 Those of you that know me are aware that I am a massive Harry Potter fan. So, when it was announced that The Lockhart—a Potter-themed bar—was opening up in Toronto, you can imagine my extreme excitement. I was most definitely lined up around the block on opening night (and in a strange twist of fate, the person ahead of me in line was also from Sherwood Park). Because it is not a licensed Harry Potter establishment, the bar is extremely suggestive in its connection to Hogwarts, but does not have any identifiable logos from the series. The drinks are also delicious and creative, including a drink inspired by the Goblet of Fire (and yes, it does involve fire).

  1. Saint Lawrence Market/Saint James Park

 The Saint Lawrence Market is a traditional indoor market that primarily sells meat, seafood, cheese, and bread/pastries, and is located by the iconic Flatiron building on Front Street. What makes this market stand out is the high quality of products, although you will often pay more than when you go to the grocery store. The Saint James Park is one block north of Saint Lawrence, and boasts a gorgeous flower garden during the summer. Attached to the park is the Saint James Cathedral, with architecture that is definitely worth checking out. 

  1. University of Toronto- St. George Campus
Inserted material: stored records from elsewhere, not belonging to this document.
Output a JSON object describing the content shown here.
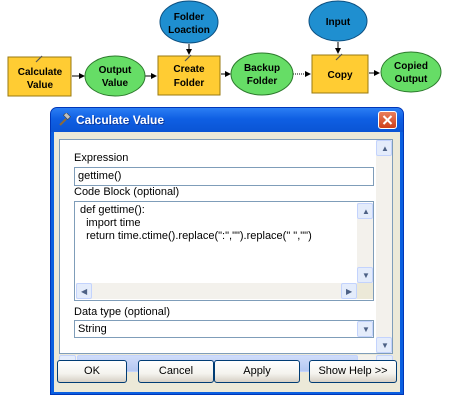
{
  "diagram": {
    "nodes": {
      "calculate_value": [
        "Calculate",
        "Value"
      ],
      "output_value": [
        "Output",
        "Value"
      ],
      "create_folder": [
        "Create",
        "Folder"
      ],
      "folder_location": [
        "Folder",
        "Loaction"
      ],
      "backup_folder": [
        "Backup",
        "Folder"
      ],
      "copy": "Copy",
      "input": "Input",
      "copied_output": [
        "Copied",
        "Output"
      ]
    },
    "colors": {
      "tool": "#ffcc33",
      "data_green": "#66dd66",
      "data_blue": "#1f8fd0"
    }
  },
  "dialog": {
    "title": "Calculate Value",
    "expression_label": "Expression",
    "expression_value": "gettime()",
    "code_block_label": "Code Block (optional)",
    "code_lines": [
      "def gettime():",
      "  import time",
      "  return time.ctime().replace(\":\",\"\").replace(\" \",\"\")"
    ],
    "data_type_label": "Data type (optional)",
    "data_type_value": "String",
    "buttons": {
      "ok": "OK",
      "cancel": "Cancel",
      "apply": "Apply",
      "show_help": "Show Help >>"
    }
  }
}
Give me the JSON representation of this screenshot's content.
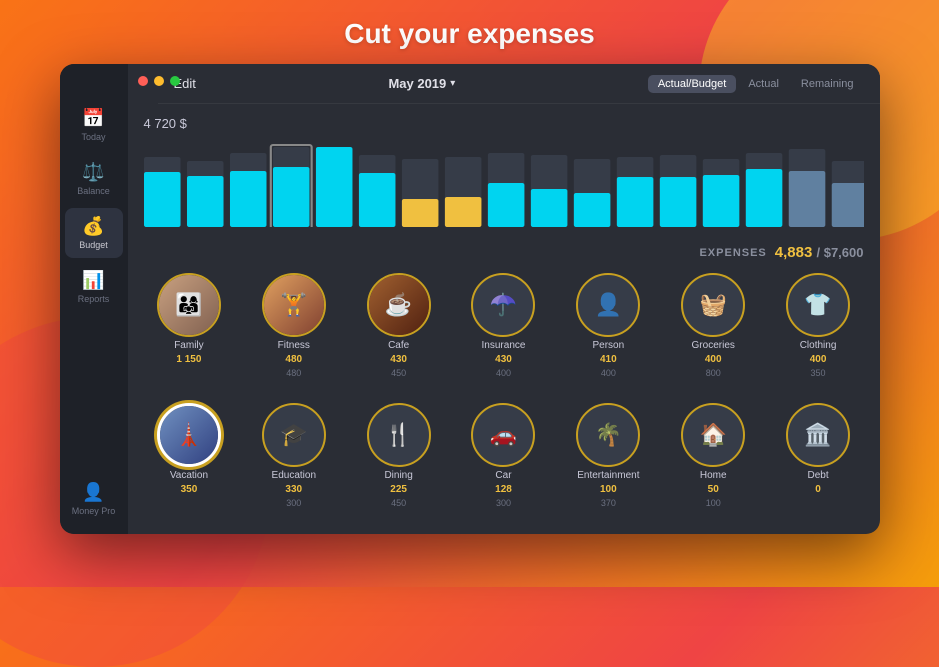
{
  "page": {
    "title": "Cut your expenses"
  },
  "window": {
    "traffic_lights": [
      "red",
      "yellow",
      "green"
    ],
    "edit_label": "Edit",
    "month": "May 2019",
    "view_tabs": [
      "Actual/Budget",
      "Actual",
      "Remaining"
    ],
    "active_tab": "Actual/Budget"
  },
  "sidebar": {
    "items": [
      {
        "id": "today",
        "icon": "📅",
        "label": "Today"
      },
      {
        "id": "balance",
        "icon": "⚖️",
        "label": "Balance"
      },
      {
        "id": "budget",
        "icon": "💰",
        "label": "Budget",
        "active": true
      },
      {
        "id": "reports",
        "icon": "📊",
        "label": "Reports"
      }
    ],
    "bottom": {
      "icon": "👤",
      "label": "Money Pro"
    }
  },
  "chart": {
    "amount": "4 720 $",
    "bars": [
      {
        "bg": 70,
        "actual": 55,
        "color": "cyan"
      },
      {
        "bg": 60,
        "actual": 45,
        "color": "cyan"
      },
      {
        "bg": 75,
        "actual": 50,
        "color": "cyan"
      },
      {
        "bg": 80,
        "actual": 65,
        "color": "cyan",
        "selected": true
      },
      {
        "bg": 65,
        "actual": 80,
        "color": "cyan"
      },
      {
        "bg": 70,
        "actual": 55,
        "color": "cyan"
      },
      {
        "bg": 60,
        "actual": 20,
        "color": "yellow"
      },
      {
        "bg": 65,
        "actual": 25,
        "color": "yellow"
      },
      {
        "bg": 75,
        "actual": 40,
        "color": "cyan"
      },
      {
        "bg": 70,
        "actual": 30,
        "color": "cyan"
      },
      {
        "bg": 60,
        "actual": 25,
        "color": "cyan"
      },
      {
        "bg": 65,
        "actual": 50,
        "color": "cyan"
      },
      {
        "bg": 70,
        "actual": 45,
        "color": "cyan"
      },
      {
        "bg": 60,
        "actual": 55,
        "color": "cyan"
      },
      {
        "bg": 75,
        "actual": 65,
        "color": "cyan"
      },
      {
        "bg": 80,
        "actual": 70,
        "color": "cyan"
      },
      {
        "bg": 55,
        "actual": 30,
        "color": "cyan"
      }
    ]
  },
  "expenses": {
    "label": "EXPENSES",
    "actual": "4,883",
    "separator": "/",
    "budget": "$7,600"
  },
  "categories": [
    {
      "id": "family",
      "name": "Family",
      "actual": "1 150",
      "budget": null,
      "icon": "👨‍👩‍👧",
      "type": "photo",
      "color": "#c8a080"
    },
    {
      "id": "fitness",
      "name": "Fitness",
      "actual": "480",
      "budget": "480",
      "icon": "🏋️",
      "type": "photo",
      "color": "#d49060"
    },
    {
      "id": "cafe",
      "name": "Cafe",
      "actual": "430",
      "budget": "450",
      "icon": "☕",
      "type": "photo",
      "color": "#8b4513"
    },
    {
      "id": "insurance",
      "name": "Insurance",
      "actual": "430",
      "budget": "400",
      "icon": "☂️",
      "type": "icon",
      "color": "#4a5060"
    },
    {
      "id": "person",
      "name": "Person",
      "actual": "410",
      "budget": "400",
      "icon": "👤",
      "type": "icon",
      "color": "#4a5060"
    },
    {
      "id": "groceries",
      "name": "Groceries",
      "actual": "400",
      "budget": "800",
      "icon": "🧺",
      "type": "icon",
      "color": "#4a5060"
    },
    {
      "id": "clothing",
      "name": "Clothing",
      "actual": "400",
      "budget": "350",
      "icon": "👕",
      "type": "icon",
      "color": "#4a5060"
    },
    {
      "id": "vacation",
      "name": "Vacation",
      "actual": "350",
      "budget": null,
      "icon": "🗼",
      "type": "photo-selected",
      "color": "#8090b0"
    },
    {
      "id": "education",
      "name": "Education",
      "actual": "330",
      "budget": "300",
      "icon": "🎓",
      "type": "icon",
      "color": "#4a5060"
    },
    {
      "id": "dining",
      "name": "Dining",
      "actual": "225",
      "budget": "450",
      "icon": "🍴",
      "type": "icon",
      "color": "#4a5060"
    },
    {
      "id": "car",
      "name": "Car",
      "actual": "128",
      "budget": "300",
      "icon": "🚗",
      "type": "icon",
      "color": "#4a5060"
    },
    {
      "id": "entertainment",
      "name": "Entertainment",
      "actual": "100",
      "budget": "370",
      "icon": "🌴",
      "type": "icon",
      "color": "#4a5060"
    },
    {
      "id": "home",
      "name": "Home",
      "actual": "50",
      "budget": "100",
      "icon": "🏠",
      "type": "icon",
      "color": "#4a5060"
    },
    {
      "id": "debt",
      "name": "Debt",
      "actual": "0",
      "budget": null,
      "icon": "🏛️",
      "type": "icon",
      "color": "#4a5060"
    }
  ]
}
 Lastly, the reason why I moved to Toronto in the first place: to attend U of T. Little did I know, U of T has more than one campus in the GTA. However, I got to attend the coolest one, located in downtown Toronto: St. George (I may be slightly biased). The campus is gorgeous—particularly in autumn—and boasts some of the oldest buildings in Canada.